Dear frazzled mum,
I saw you there, with your head in your hands and your children shouting and screaming, and I wanted to tell you this: It’s okay. It will get better, easier. Every day won’t be like this one. But I didn’t know you, and I didn’t know whether you’d welcome this sort of comment, so I said nothing. But all day, I regretted it. So here’s what I should have said.
You look like you might have a headache. I’m not surprised. Four-year-olds can be loud. Yours is being really loud. Do you think people are judging you for not controlling him better? Maybe some people are. Fuck them. They’ve either forgotten or they haven’t been there. Your children are safe and they look clean and fed, and some days, that’s enough. Some days, in the chaos of raising small humans, you won’t get everything right. Get enough right. I’m sure you do.
Your baby is clinging to you. She won’t give you a second, or an inch of space. She is crying, not the real kind of crying, but the kind intended to drive you to madness. Still, you smile at her. You offer her a drink, a snack, a cuddle. You show her that she is loved. And that’s tough, my friend. I can almost feel how hot and frazzled you are, how much you want to walk out and stand alone in the car park just for the joy of having your body and your mind to yourself for one moment. But you don’t do it. You stay.
Your son refuses his lunch and then begs for a snack. Your daughter inhales her food and tries to share yours. Your son spills his juice. Your daughter bangs her cup on the table over and over. People glance over. I don’t know you, and I don’t know how much you worry about what they are thinking. But I’ll say it again. Fuck them. They are not in your shoes. They are not living your life. They do not have to take these two tired and wilful beings home and deal with them until bedtime.

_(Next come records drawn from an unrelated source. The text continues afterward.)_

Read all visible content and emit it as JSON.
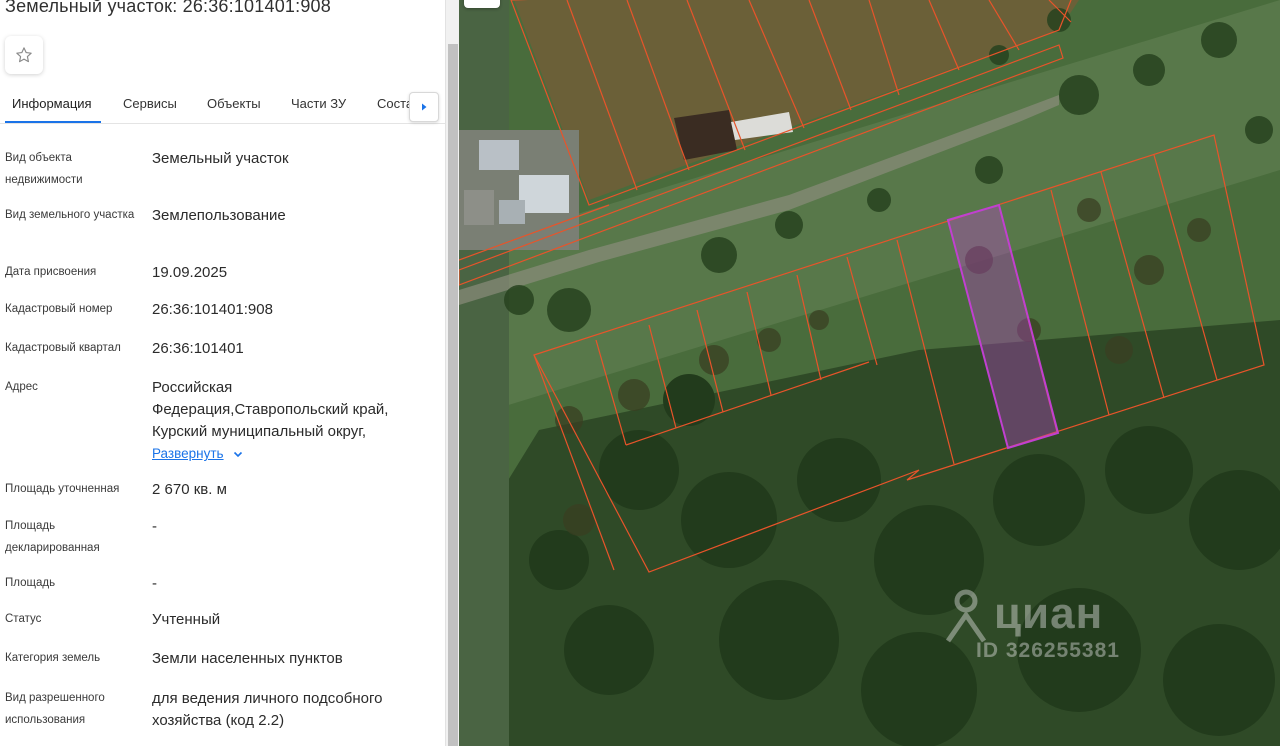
{
  "panel": {
    "title": "Земельный участок: 26:36:101401:908",
    "tabs": [
      {
        "label": "Информация",
        "active": true
      },
      {
        "label": "Сервисы"
      },
      {
        "label": "Объекты"
      },
      {
        "label": "Части ЗУ"
      },
      {
        "label": "Соста"
      }
    ],
    "rows": [
      {
        "label": "Вид объекта недвижимости",
        "value": "Земельный участок"
      },
      {
        "label": "Вид земельного участка",
        "value": "Землепользование"
      },
      {
        "label": "Дата присвоения",
        "value": "19.09.2025"
      },
      {
        "label": "Кадастровый номер",
        "value": "26:36:101401:908"
      },
      {
        "label": "Кадастровый квартал",
        "value": "26:36:101401"
      },
      {
        "label": "Адрес",
        "value": "Российская Федерация,Ставропольский край, Курский муниципальный округ,",
        "action": "Развернуть"
      },
      {
        "label": "Площадь уточненная",
        "value": "2 670 кв. м"
      },
      {
        "label": "Площадь декларированная",
        "value": "-"
      },
      {
        "label": "Площадь",
        "value": "-"
      },
      {
        "label": "Статус",
        "value": "Учтенный"
      },
      {
        "label": "Категория земель",
        "value": "Земли населенных пунктов"
      },
      {
        "label": "Вид разрешенного использования",
        "value": "для ведения личного подсобного хозяйства (код 2.2)"
      }
    ]
  },
  "map": {
    "watermark_brand": "циан",
    "watermark_id": "ID 326255381",
    "parcel_outline_color": "#e8542a",
    "selected_parcel_color": "#c040d0"
  },
  "icons": {
    "favorite": "star-outline-icon",
    "tabs_next": "caret-right-icon",
    "expand": "chevron-down-icon"
  }
}
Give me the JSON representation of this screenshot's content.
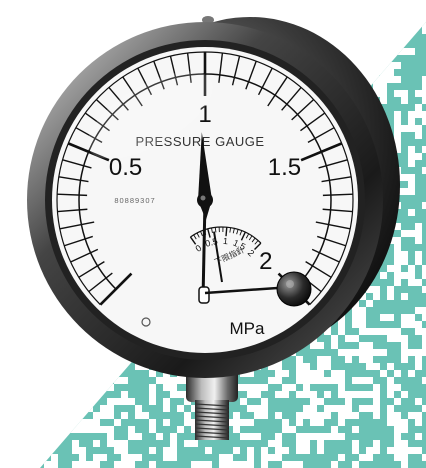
{
  "gauge": {
    "brand_text": "PRESSURE GAUGE",
    "serial_number": "80889307",
    "unit": "MPa",
    "scale": {
      "min": 0,
      "max": 2,
      "major_labels": [
        "0.5",
        "1",
        "1.5",
        "2"
      ]
    },
    "needle_value": 0.98,
    "sub_dial": {
      "labels": [
        "0",
        "0.5",
        "1",
        "1.5",
        "2"
      ],
      "caption": "下限指針",
      "needle_value": 0.65
    }
  },
  "colors": {
    "background": "#ffffff",
    "pattern": "#62bfb1",
    "bezel": "#1e1e1e",
    "dial_face": "#f7f7f7",
    "ink": "#111111"
  }
}
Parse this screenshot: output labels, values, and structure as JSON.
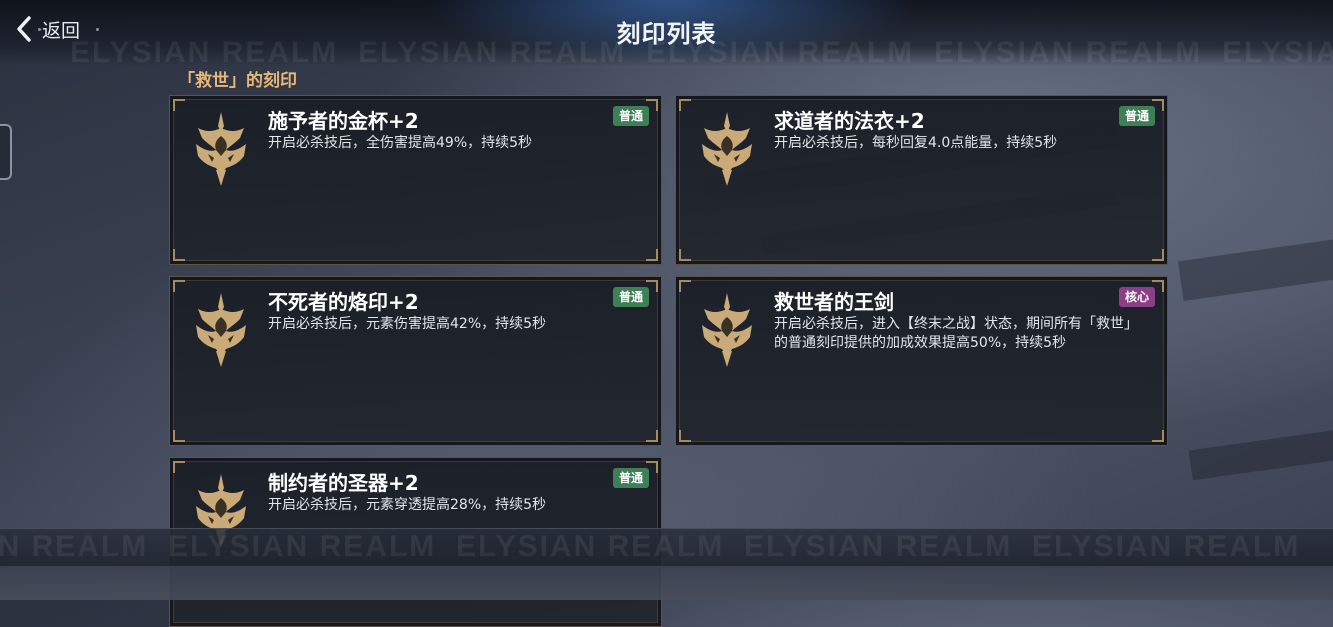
{
  "header": {
    "back_label": "返回",
    "title": "刻印列表"
  },
  "watermark": "ELYSIAN REALM",
  "section_title": "「救世」的刻印",
  "colors": {
    "accent_gold": "#e6b777",
    "badge_normal": "#3f7f56",
    "badge_core": "#8a3f86"
  },
  "cards": [
    {
      "name": "施予者的金杯+2",
      "desc": "开启必杀技后，全伤害提高49%，持续5秒",
      "badge": "普通",
      "badge_type": "normal",
      "icon": "saviour-emblem-icon"
    },
    {
      "name": "求道者的法衣+2",
      "desc": "开启必杀技后，每秒回复4.0点能量，持续5秒",
      "badge": "普通",
      "badge_type": "normal",
      "icon": "saviour-emblem-icon"
    },
    {
      "name": "不死者的烙印+2",
      "desc": "开启必杀技后，元素伤害提高42%，持续5秒",
      "badge": "普通",
      "badge_type": "normal",
      "icon": "saviour-emblem-icon"
    },
    {
      "name": "救世者的王剑",
      "desc": "开启必杀技后，进入【终末之战】状态，期间所有「救世」的普通刻印提供的加成效果提高50%，持续5秒",
      "badge": "核心",
      "badge_type": "core",
      "icon": "saviour-emblem-icon"
    },
    {
      "name": "制约者的圣器+2",
      "desc": "开启必杀技后，元素穿透提高28%，持续5秒",
      "badge": "普通",
      "badge_type": "normal",
      "icon": "saviour-emblem-icon"
    }
  ]
}
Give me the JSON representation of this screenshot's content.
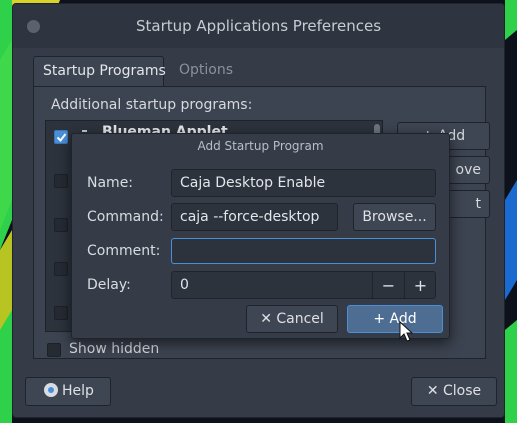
{
  "window": {
    "title": "Startup Applications Preferences",
    "tabs": [
      "Startup Programs",
      "Options"
    ],
    "section_label": "Additional startup programs:",
    "programs": [
      {
        "name": "Blueman Applet",
        "checked": true
      },
      {
        "name": "",
        "checked": false
      },
      {
        "name": "",
        "checked": false
      },
      {
        "name": "",
        "checked": false
      },
      {
        "name": "",
        "checked": false
      }
    ],
    "side_buttons": [
      "+ Add",
      "ove",
      "t"
    ],
    "show_hidden_label": "Show hidden",
    "help_label": "Help",
    "close_label": "✕ Close"
  },
  "dialog": {
    "title": "Add Startup Program",
    "name_label": "Name:",
    "name_value": "Caja Desktop Enable",
    "command_label": "Command:",
    "command_value": "caja --force-desktop",
    "browse_label": "Browse...",
    "comment_label": "Comment:",
    "comment_value": "",
    "delay_label": "Delay:",
    "delay_value": "0",
    "minus_label": "−",
    "plus_label": "+",
    "cancel_label": "✕ Cancel",
    "add_label": "+ Add"
  },
  "colors": {
    "accent": "#4a90d9",
    "window_bg": "#353c48",
    "desktop_green": "#2fd14a",
    "desktop_yellow": "#e8e02a"
  }
}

When lunch is over, your table looks like a bombsite. There are squashed bits of sandwich everywhere and it looks like it has been raining grated cheese. These are raisins on the floor. There are puddles of juice. You stand there with your packet of wipes, looking like you’re about to face a house fire with only a cup of water. Do what you can, but you don’t need to get down on your hands and knees. The people who run this place have seen worse. This is one of the benefits of eating somewhere other than at home.
I am not a mum who looks back on all this with rose-tinted glasses, with the benefit of hindsight. I’m a mum who is right in the middle of it all, enjoying a rare lunch alone. I have a four-year-old who sometimes twists out of my grip and refuses to do a thing I say. I have a one-year-old who sometimes cries when I put her down and cries when I pick her up. I have had the day you’re having. You can’t win every battle. Do what you need to do to get through to bedtime. Then sit in a quiet room, with a glass of wine or a bar of chocolate or a book or whatever you love that isn’t your children, and remember who you are.
With love, Laura
Laura is a writer who lives in Leicestershire with her husband and their two children. When she’s not writing or reading, she can usually be found trying to get her son to put his shoes on, encouraging her daughter to sleep past 5am or moving small items from one room to another. You can follow her on Twitter and on her blog about getting cancer when she was pregnant.Tags: #loveanothermother being a mum can be tough letter to a frazzled mum MOLO Motherhood mothers supporting each other Parenting parenting is tough The Motherload